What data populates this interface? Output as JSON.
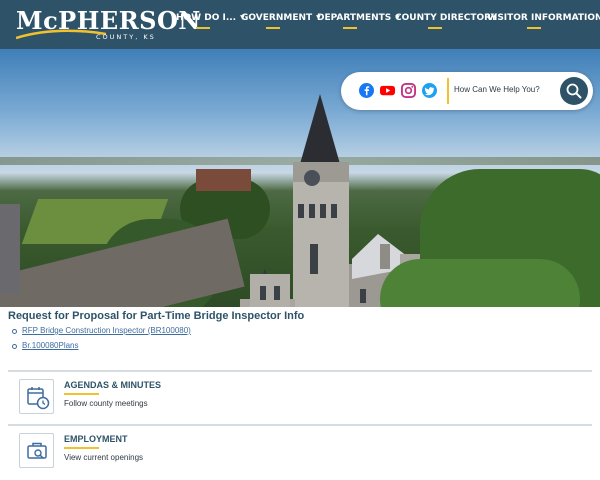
{
  "brand": {
    "name": "McPHERSON",
    "subtitle": "COUNTY, KS",
    "primary_color": "#2e5368",
    "accent_color": "#f2c22e"
  },
  "nav": {
    "items": [
      {
        "label": "HOW DO I...",
        "has_caret": true
      },
      {
        "label": "GOVERNMENT",
        "has_caret": true
      },
      {
        "label": "DEPARTMENTS",
        "has_caret": true
      },
      {
        "label": "COUNTY DIRECTORY",
        "has_caret": false
      },
      {
        "label": "VISITOR INFORMATION",
        "has_caret": true
      }
    ],
    "caret_glyph": "▼"
  },
  "social": {
    "icons": [
      "facebook-icon",
      "youtube-icon",
      "instagram-icon",
      "twitter-icon"
    ],
    "colors": {
      "facebook": "#1877f2",
      "youtube": "#ff0000",
      "instagram": "#c13584",
      "twitter": "#1da1f2"
    }
  },
  "search": {
    "prompt": "How Can We Help You?",
    "icon": "search-icon"
  },
  "hero": {
    "image": "aerial-courthouse-photo"
  },
  "notice": {
    "title": "Request for Proposal for Part-Time Bridge Inspector Info",
    "links": [
      "RFP Bridge Construction Inspector (BR100080)",
      "Br.100080Plans"
    ]
  },
  "cards": [
    {
      "title": "AGENDAS & MINUTES",
      "description": "Follow county meetings",
      "icon": "calendar-clock-icon"
    },
    {
      "title": "EMPLOYMENT",
      "description": "View current openings",
      "icon": "briefcase-search-icon"
    }
  ]
}
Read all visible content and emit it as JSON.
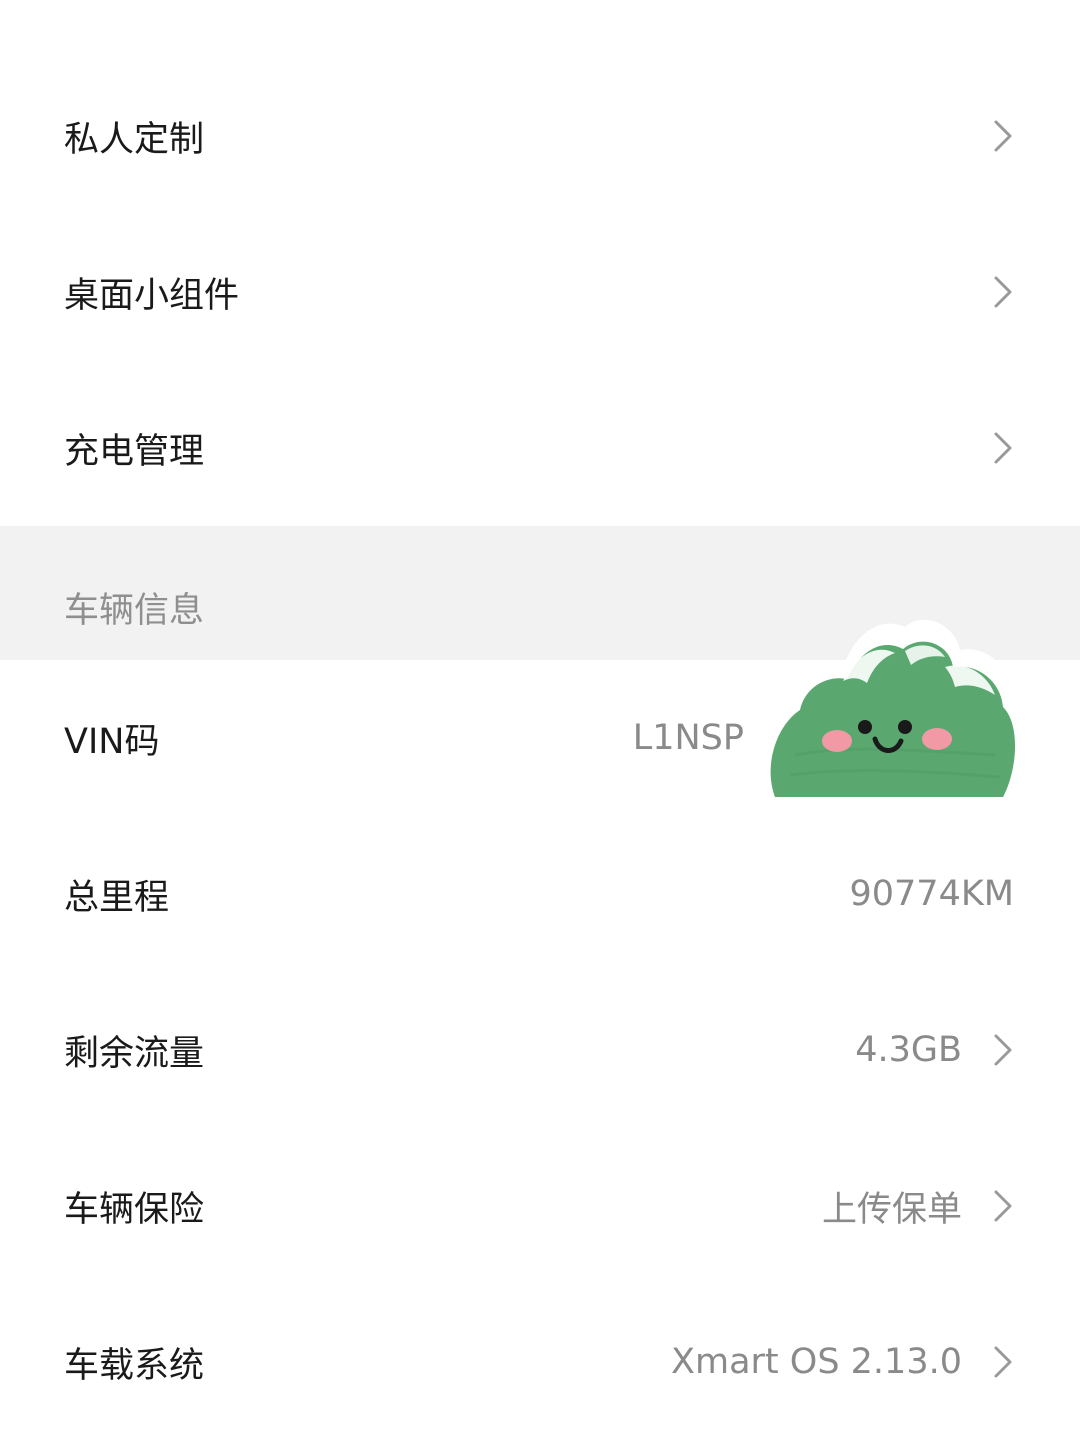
{
  "settings": {
    "personal_custom": {
      "label": "私人定制"
    },
    "desktop_widgets": {
      "label": "桌面小组件"
    },
    "charging": {
      "label": "充电管理"
    }
  },
  "vehicle_info": {
    "section_title": "车辆信息",
    "vin": {
      "label": "VIN码",
      "value": "L1NSP"
    },
    "mileage": {
      "label": "总里程",
      "value": "90774KM"
    },
    "data_remaining": {
      "label": "剩余流量",
      "value": "4.3GB"
    },
    "insurance": {
      "label": "车辆保险",
      "value": "上传保单"
    },
    "system": {
      "label": "车载系统",
      "value": "Xmart OS 2.13.0"
    }
  },
  "colors": {
    "background": "#ffffff",
    "section_bg": "#f2f2f2",
    "label_text": "#1a1a1a",
    "value_text": "#8a8a8a",
    "chevron": "#9a9a9a",
    "sticker_green": "#5aa870"
  },
  "icons": {
    "chevron": "chevron-right-icon",
    "sticker": "cloud-face-sticker"
  }
}
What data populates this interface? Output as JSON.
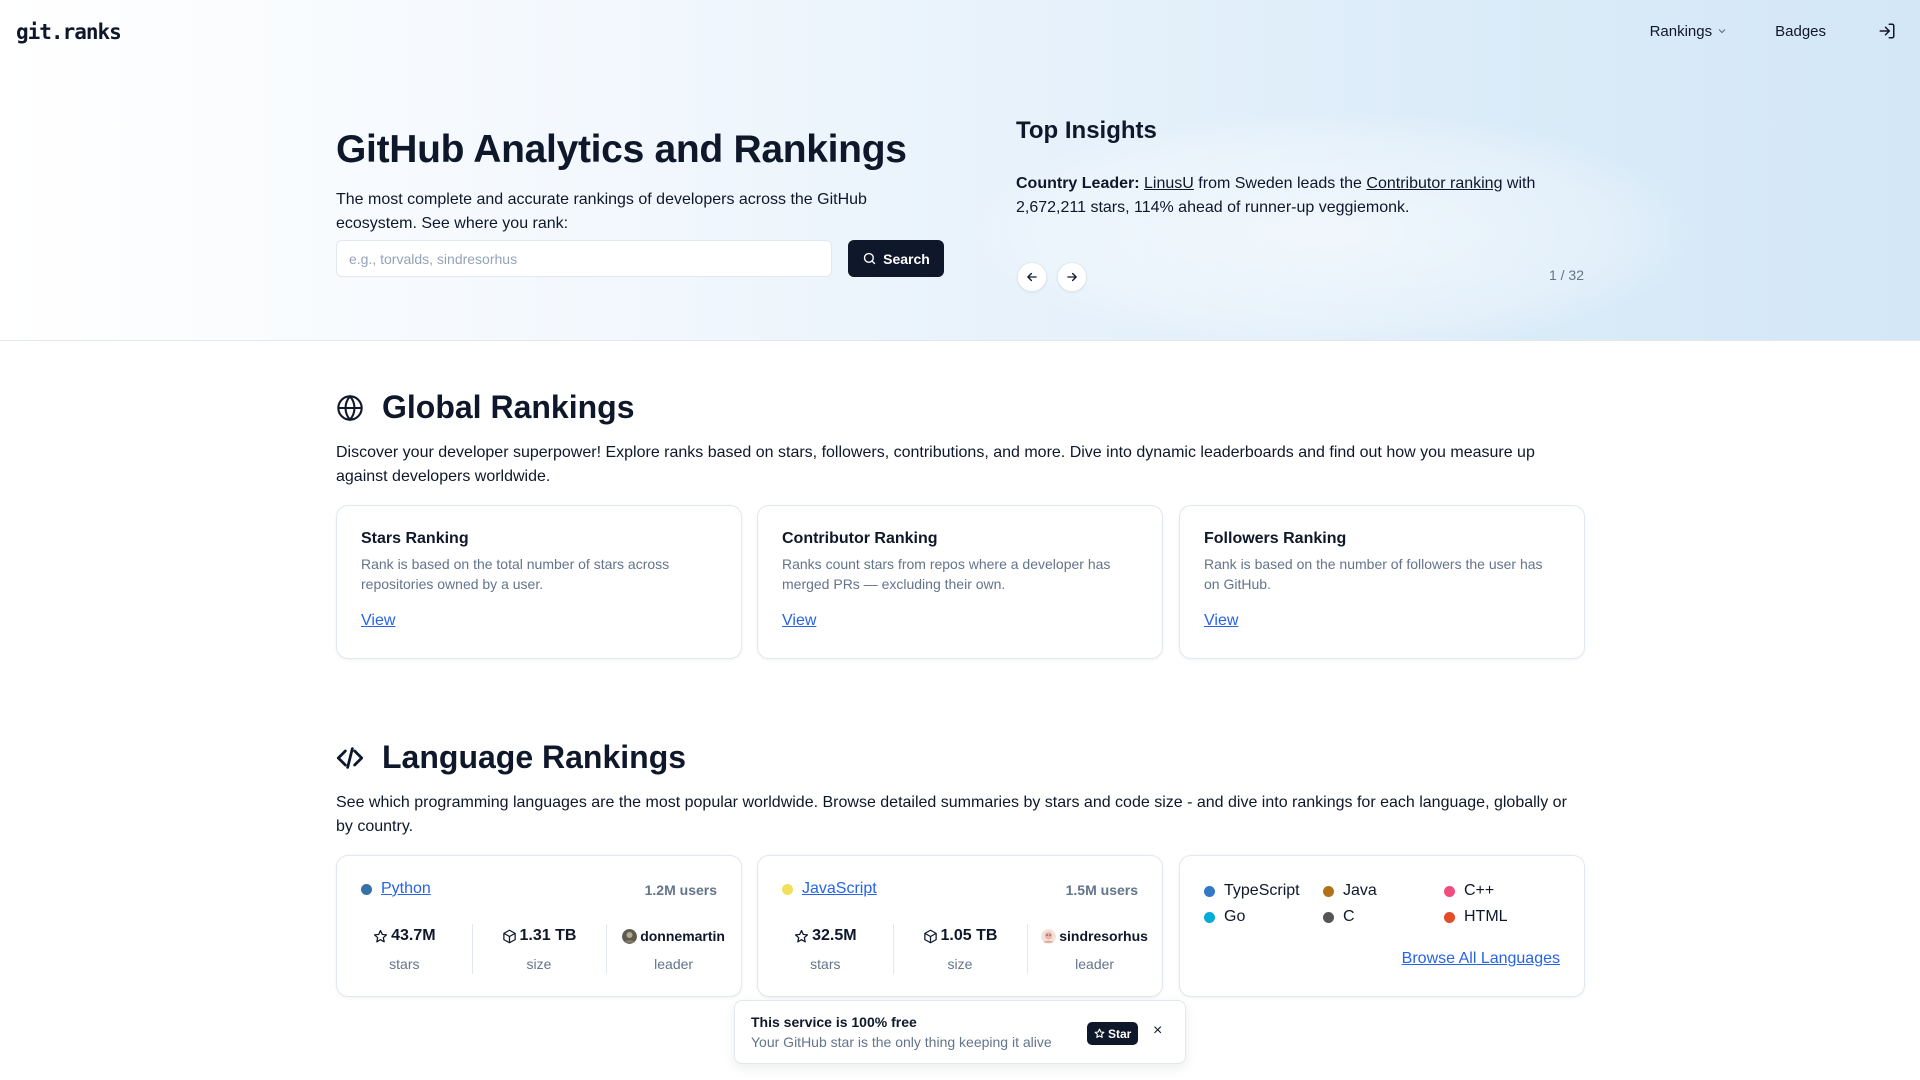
{
  "header": {
    "logo": "git.ranks",
    "nav": {
      "rankings": "Rankings",
      "badges": "Badges"
    }
  },
  "hero": {
    "title": "GitHub Analytics and Rankings",
    "description": "The most complete and accurate rankings of developers across the GitHub ecosystem. See where you rank:",
    "search": {
      "placeholder": "e.g., torvalds, sindresorhus",
      "button": "Search"
    }
  },
  "insights": {
    "title": "Top Insights",
    "label": "Country Leader:",
    "user": "LinusU",
    "text_a": " from Sweden leads the ",
    "ranking_link": "Contributor ranking",
    "text_b": " with 2,672,211 stars, 114% ahead of runner-up veggiemonk.",
    "page": "1 / 32"
  },
  "global": {
    "title": "Global Rankings",
    "description": "Discover your developer superpower! Explore ranks based on stars, followers, contributions, and more. Dive into dynamic leaderboards and find out how you measure up against developers worldwide.",
    "cards": [
      {
        "title": "Stars Ranking",
        "desc": "Rank is based on the total number of stars across repositories owned by a user.",
        "link": "View"
      },
      {
        "title": "Contributor Ranking",
        "desc": "Ranks count stars from repos where a developer has merged PRs — excluding their own.",
        "link": "View"
      },
      {
        "title": "Followers Ranking",
        "desc": "Rank is based on the number of followers the user has on GitHub.",
        "link": "View"
      }
    ]
  },
  "languages": {
    "title": "Language Rankings",
    "description": "See which programming languages are the most popular worldwide. Browse detailed summaries by stars and code size - and dive into rankings for each language, globally or by country.",
    "cards": [
      {
        "name": "Python",
        "color": "#3572A5",
        "users": "1.2M users",
        "stars": "43.7M",
        "stars_label": "stars",
        "size": "1.31 TB",
        "size_label": "size",
        "leader": "donnemartin",
        "leader_label": "leader"
      },
      {
        "name": "JavaScript",
        "color": "#f1e05a",
        "users": "1.5M users",
        "stars": "32.5M",
        "stars_label": "stars",
        "size": "1.05 TB",
        "size_label": "size",
        "leader": "sindresorhus",
        "leader_label": "leader"
      }
    ],
    "others": [
      {
        "name": "TypeScript",
        "color": "#3178c6"
      },
      {
        "name": "Java",
        "color": "#b07219"
      },
      {
        "name": "C++",
        "color": "#f34b7d"
      },
      {
        "name": "Go",
        "color": "#00ADD8"
      },
      {
        "name": "C",
        "color": "#555555"
      },
      {
        "name": "HTML",
        "color": "#e34c26"
      }
    ],
    "browse": "Browse All Languages"
  },
  "toast": {
    "title": "This service is 100% free",
    "subtitle": "Your GitHub star is the only thing keeping it alive",
    "star": "Star",
    "close": "×"
  }
}
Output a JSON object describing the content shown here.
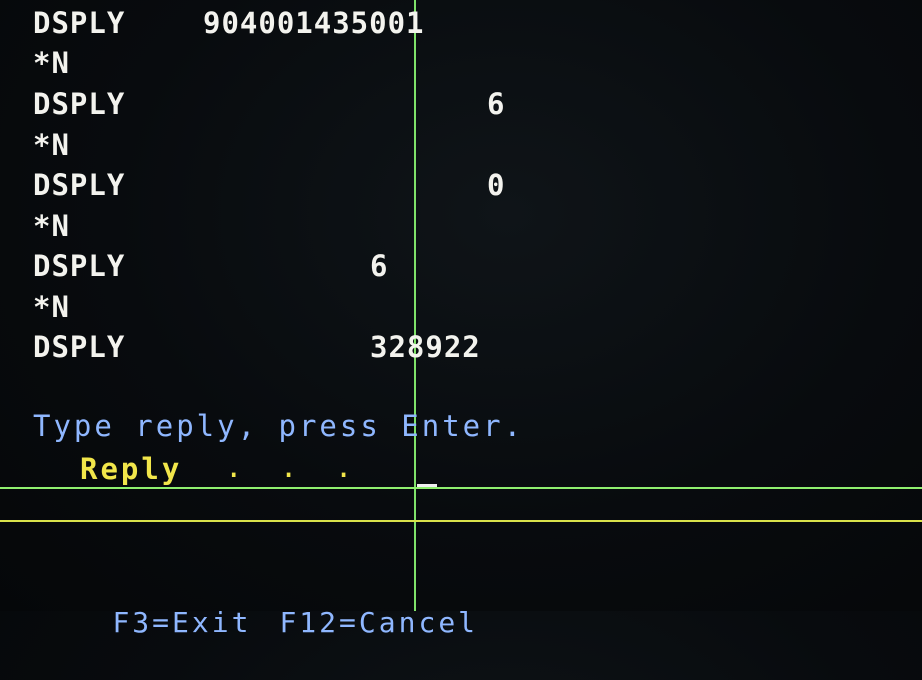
{
  "messages": [
    {
      "label": "DSPLY",
      "value": "904001435001"
    },
    {
      "label": "*N"
    },
    {
      "label": "DSPLY",
      "value": "6"
    },
    {
      "label": "*N"
    },
    {
      "label": "DSPLY",
      "value": "0"
    },
    {
      "label": "*N"
    },
    {
      "label": "DSPLY",
      "value": "6"
    },
    {
      "label": "*N"
    },
    {
      "label": "DSPLY",
      "value": "328922"
    }
  ],
  "prompt": {
    "text": "Type reply, press Enter."
  },
  "reply": {
    "label": "Reply",
    "dots": ". . .",
    "value": ""
  },
  "function_keys": [
    {
      "label": "F3=Exit"
    },
    {
      "label": "F12=Cancel"
    }
  ],
  "colors": {
    "message_text": "#f3f3ee",
    "prompt_text": "#8fb7ff",
    "reply_label": "#f1e64a",
    "rule_green": "#8ff06f",
    "rule_yellow": "#d9e24b"
  }
}
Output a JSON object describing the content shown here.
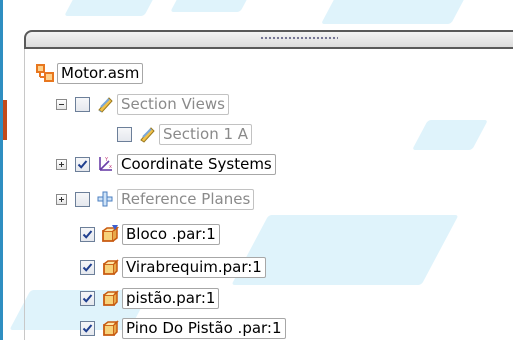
{
  "tree": {
    "root_label": "Motor.asm",
    "items": [
      {
        "label": "Section Views",
        "checked": false,
        "expander": "minus"
      },
      {
        "label": "Section 1 A",
        "checked": false
      },
      {
        "label": "Coordinate Systems",
        "checked": true,
        "expander": "plus"
      },
      {
        "label": "Reference Planes",
        "checked": false,
        "expander": "plus"
      },
      {
        "label": "Bloco .par:1",
        "checked": true
      },
      {
        "label": "Virabrequim.par:1",
        "checked": true
      },
      {
        "label": "pistão.par:1",
        "checked": true
      },
      {
        "label": "Pino Do Pistão .par:1",
        "checked": true
      }
    ]
  },
  "icons": {
    "assembly": "assembly-icon",
    "section": "section-view-icon",
    "coordinate": "coordinate-system-icon",
    "reference": "reference-plane-icon",
    "part_active": "part-active-icon",
    "part": "part-icon"
  },
  "colors": {
    "assembly_icon": "#e8771f",
    "part_icon": "#c85a10",
    "check": "#1f3f8f",
    "disabled_text": "#8a8a8a",
    "watermark": "#dff3fb"
  }
}
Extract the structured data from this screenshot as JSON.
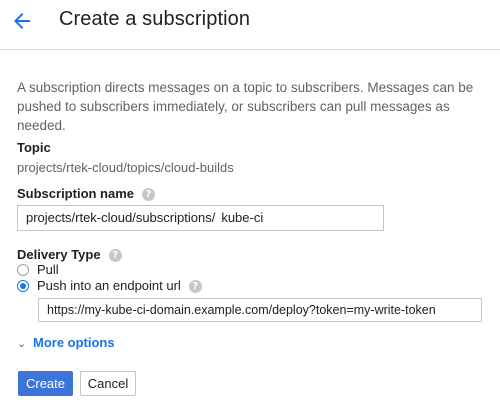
{
  "header": {
    "title": "Create a subscription",
    "back_icon": "arrow-back-icon"
  },
  "description": "A subscription directs messages on a topic to subscribers. Messages can be pushed to subscribers immediately, or subscribers can pull messages as needed.",
  "topic": {
    "label": "Topic",
    "value": "projects/rtek-cloud/topics/cloud-builds"
  },
  "subscription_name": {
    "label": "Subscription name",
    "prefix": "projects/rtek-cloud/subscriptions/",
    "value": "kube-ci"
  },
  "delivery_type": {
    "label": "Delivery Type",
    "options": [
      {
        "label": "Pull",
        "selected": false
      },
      {
        "label": "Push into an endpoint url",
        "selected": true
      }
    ]
  },
  "endpoint_url": {
    "value": "https://my-kube-ci-domain.example.com/deploy?token=my-write-token"
  },
  "more_options": {
    "label": "More options"
  },
  "actions": {
    "create_label": "Create",
    "cancel_label": "Cancel"
  },
  "colors": {
    "accent": "#1a73e8",
    "primary_button": "#3d74d9"
  }
}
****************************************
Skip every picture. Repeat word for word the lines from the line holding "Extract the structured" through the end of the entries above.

Extract the structured data from this screenshot as JSON.
{
  "header": {
    "title": "Create a subscription",
    "back_icon": "arrow-back-icon"
  },
  "description": "A subscription directs messages on a topic to subscribers. Messages can be pushed to subscribers immediately, or subscribers can pull messages as needed.",
  "topic": {
    "label": "Topic",
    "value": "projects/rtek-cloud/topics/cloud-builds"
  },
  "subscription_name": {
    "label": "Subscription name",
    "prefix": "projects/rtek-cloud/subscriptions/",
    "value": "kube-ci"
  },
  "delivery_type": {
    "label": "Delivery Type",
    "options": [
      {
        "label": "Pull",
        "selected": false
      },
      {
        "label": "Push into an endpoint url",
        "selected": true
      }
    ]
  },
  "endpoint_url": {
    "value": "https://my-kube-ci-domain.example.com/deploy?token=my-write-token"
  },
  "more_options": {
    "label": "More options"
  },
  "actions": {
    "create_label": "Create",
    "cancel_label": "Cancel"
  },
  "colors": {
    "accent": "#1a73e8",
    "primary_button": "#3d74d9"
  }
}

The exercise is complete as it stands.